-- Opening Marker --

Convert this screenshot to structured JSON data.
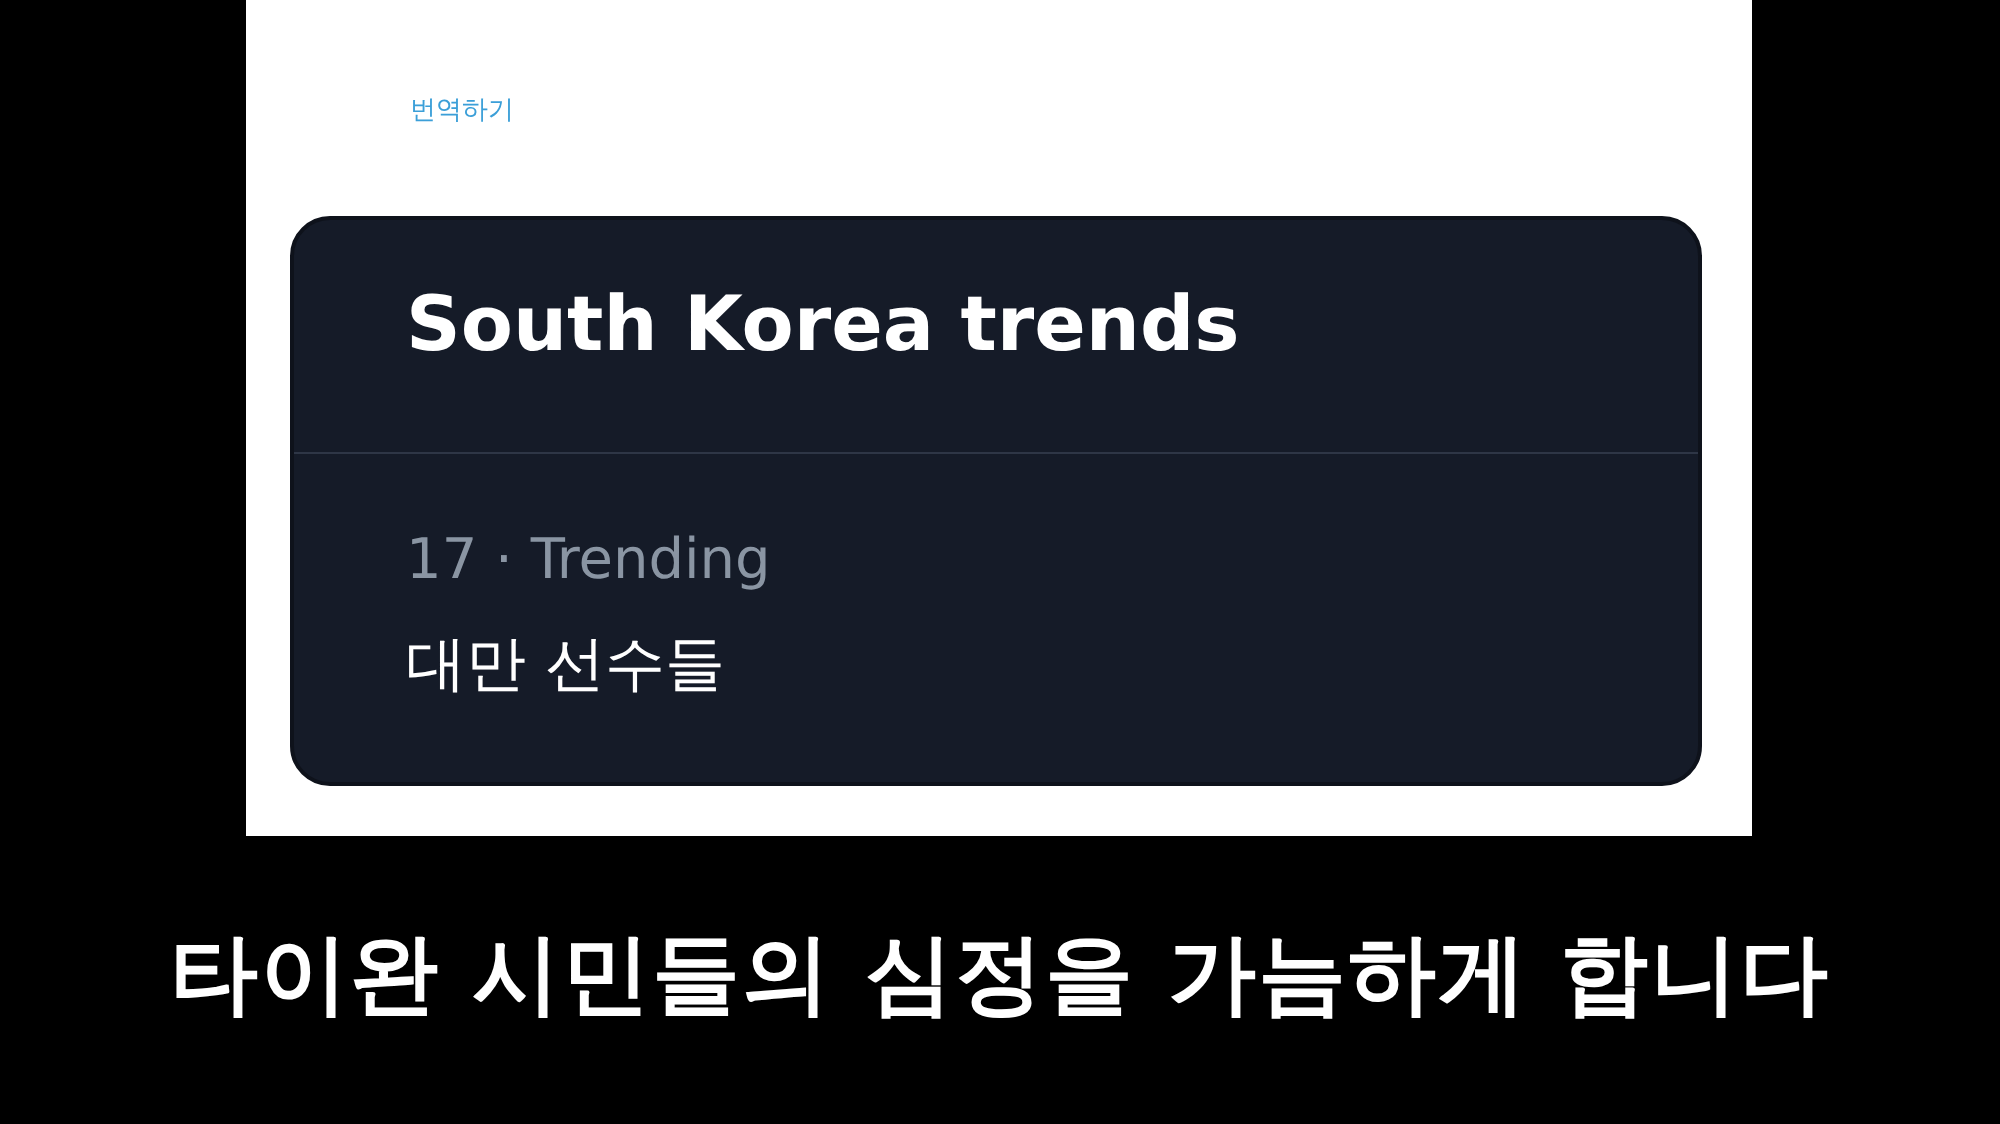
{
  "post": {
    "translate_link": "번역하기"
  },
  "trends_card": {
    "title": "South Korea trends",
    "trends": [
      {
        "meta": "17 · Trending",
        "name": "대만 선수들"
      }
    ]
  },
  "subtitle": "타이완 시민들의 심정을 가늠하게 합니다"
}
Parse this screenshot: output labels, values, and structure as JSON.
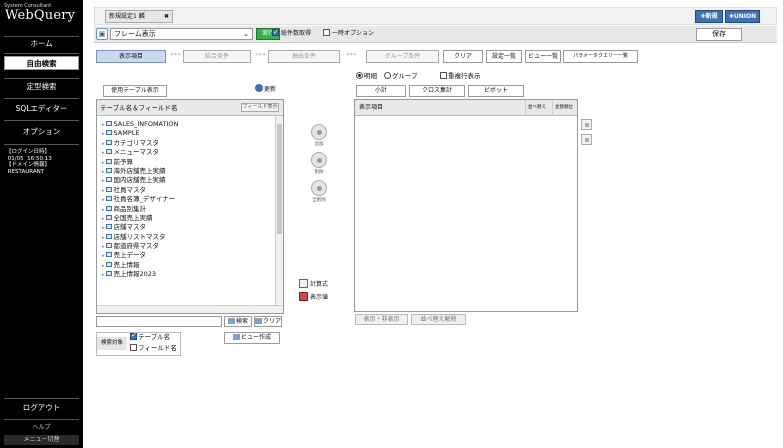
{
  "sidebar": {
    "logo_small": "System Consultant",
    "logo": "WebQuery",
    "nav": [
      {
        "label": "ホーム"
      },
      {
        "label": "自由検索"
      },
      {
        "label": "定型検索"
      },
      {
        "label": "SQLエディター"
      },
      {
        "label": "オプション"
      }
    ],
    "login_info": "【ログイン日時】\n 01/05  16:50:13\n【ドメイン情報】\n RESTAURANT",
    "logout": "ログアウト",
    "help": "ヘルプ",
    "menu_toggle": "メニュー切替"
  },
  "topbar": {
    "tab_label": "新規設定1 麟",
    "tab_close": "✖",
    "new_button": "✚新規",
    "union_button": "✚UNION"
  },
  "toolbar": {
    "frame_select_value": "フレーム表示",
    "execute_label": "実行",
    "chk_overall": "総件数取得",
    "chk_temp": "一時オプション",
    "save_label": "保存"
  },
  "steps": {
    "display_items": "表示項目",
    "join_conditions": "結合条件",
    "extract_conditions": "抽出条件",
    "group_conditions": "グループ条件",
    "clear": "クリア",
    "settings_list": "設定一覧",
    "view_list": "ビュー一覧",
    "param_query": "パラメータクエリー一覧"
  },
  "left": {
    "used_table_button": "使用テーブル表示",
    "refresh_label": "更新",
    "header": "テーブル名＆フィールド名",
    "field_display": "フィールド表示",
    "tables": [
      "SALES_INFOMATION",
      "SAMPLE",
      "カテゴリマスタ",
      "メニューマスタ",
      "前予算",
      "海外店舗売上実績",
      "国内店舗売上実績",
      "社員マスタ",
      "社員名簿_デザイナー",
      "商品別集計",
      "全国売上実績",
      "店舗マスタ",
      "店舗リストマスタ",
      "都道府県マスタ",
      "売上データ",
      "売上情報",
      "売上情報2023"
    ],
    "search_label": "検索",
    "clear_label": "クリア",
    "search_target_label": "検索対象",
    "chk_table_name": "テーブル名",
    "chk_field_name": "フィールド名",
    "view_create": "ビュー作成"
  },
  "middle": {
    "add_label": "追加",
    "delete_label": "削除",
    "delete_all_label": "全削除",
    "calc_label": "計算式",
    "display_value_label": "表示値"
  },
  "right": {
    "radio_detail": "明細",
    "radio_group": "グループ",
    "chk_duplicate": "重複行表示",
    "mode_total": "小計",
    "mode_cross": "クロス集計",
    "mode_pivot": "ピボット",
    "col_item": "表示項目",
    "col_sort": "並べ替え",
    "col_sort_order": "並替順位",
    "show_hide": "表示・非表示",
    "sort_cancel": "並べ替え解除"
  }
}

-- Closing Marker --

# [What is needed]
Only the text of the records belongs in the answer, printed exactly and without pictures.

# [Response for this exercise]
Convert this screenshot to structured JSON data.
{
  "post": {
    "translate_link": "번역하기"
  },
  "trends_card": {
    "title": "South Korea trends",
    "trends": [
      {
        "meta": "17 · Trending",
        "name": "대만 선수들"
      }
    ]
  },
  "subtitle": "타이완 시민들의 심정을 가늠하게 합니다"
}
Parse this screenshot: output labels, values, and structure as JSON.
{
  "sidebar": {
    "logo_small": "System Consultant",
    "logo": "WebQuery",
    "nav": [
      {
        "label": "ホーム"
      },
      {
        "label": "自由検索"
      },
      {
        "label": "定型検索"
      },
      {
        "label": "SQLエディター"
      },
      {
        "label": "オプション"
      }
    ],
    "login_info": "【ログイン日時】\n 01/05  16:50:13\n【ドメイン情報】\n RESTAURANT",
    "logout": "ログアウト",
    "help": "ヘルプ",
    "menu_toggle": "メニュー切替"
  },
  "topbar": {
    "tab_label": "新規設定1 麟",
    "tab_close": "✖",
    "new_button": "✚新規",
    "union_button": "✚UNION"
  },
  "toolbar": {
    "frame_select_value": "フレーム表示",
    "execute_label": "実行",
    "chk_overall": "総件数取得",
    "chk_temp": "一時オプション",
    "save_label": "保存"
  },
  "steps": {
    "display_items": "表示項目",
    "join_conditions": "結合条件",
    "extract_conditions": "抽出条件",
    "group_conditions": "グループ条件",
    "clear": "クリア",
    "settings_list": "設定一覧",
    "view_list": "ビュー一覧",
    "param_query": "パラメータクエリー一覧"
  },
  "left": {
    "used_table_button": "使用テーブル表示",
    "refresh_label": "更新",
    "header": "テーブル名＆フィールド名",
    "field_display": "フィールド表示",
    "tables": [
      "SALES_INFOMATION",
      "SAMPLE",
      "カテゴリマスタ",
      "メニューマスタ",
      "前予算",
      "海外店舗売上実績",
      "国内店舗売上実績",
      "社員マスタ",
      "社員名簿_デザイナー",
      "商品別集計",
      "全国売上実績",
      "店舗マスタ",
      "店舗リストマスタ",
      "都道府県マスタ",
      "売上データ",
      "売上情報",
      "売上情報2023"
    ],
    "search_label": "検索",
    "clear_label": "クリア",
    "search_target_label": "検索対象",
    "chk_table_name": "テーブル名",
    "chk_field_name": "フィールド名",
    "view_create": "ビュー作成"
  },
  "middle": {
    "add_label": "追加",
    "delete_label": "削除",
    "delete_all_label": "全削除",
    "calc_label": "計算式",
    "display_value_label": "表示値"
  },
  "right": {
    "radio_detail": "明細",
    "radio_group": "グループ",
    "chk_duplicate": "重複行表示",
    "mode_total": "小計",
    "mode_cross": "クロス集計",
    "mode_pivot": "ピボット",
    "col_item": "表示項目",
    "col_sort": "並べ替え",
    "col_sort_order": "並替順位",
    "show_hide": "表示・非表示",
    "sort_cancel": "並べ替え解除"
  }
}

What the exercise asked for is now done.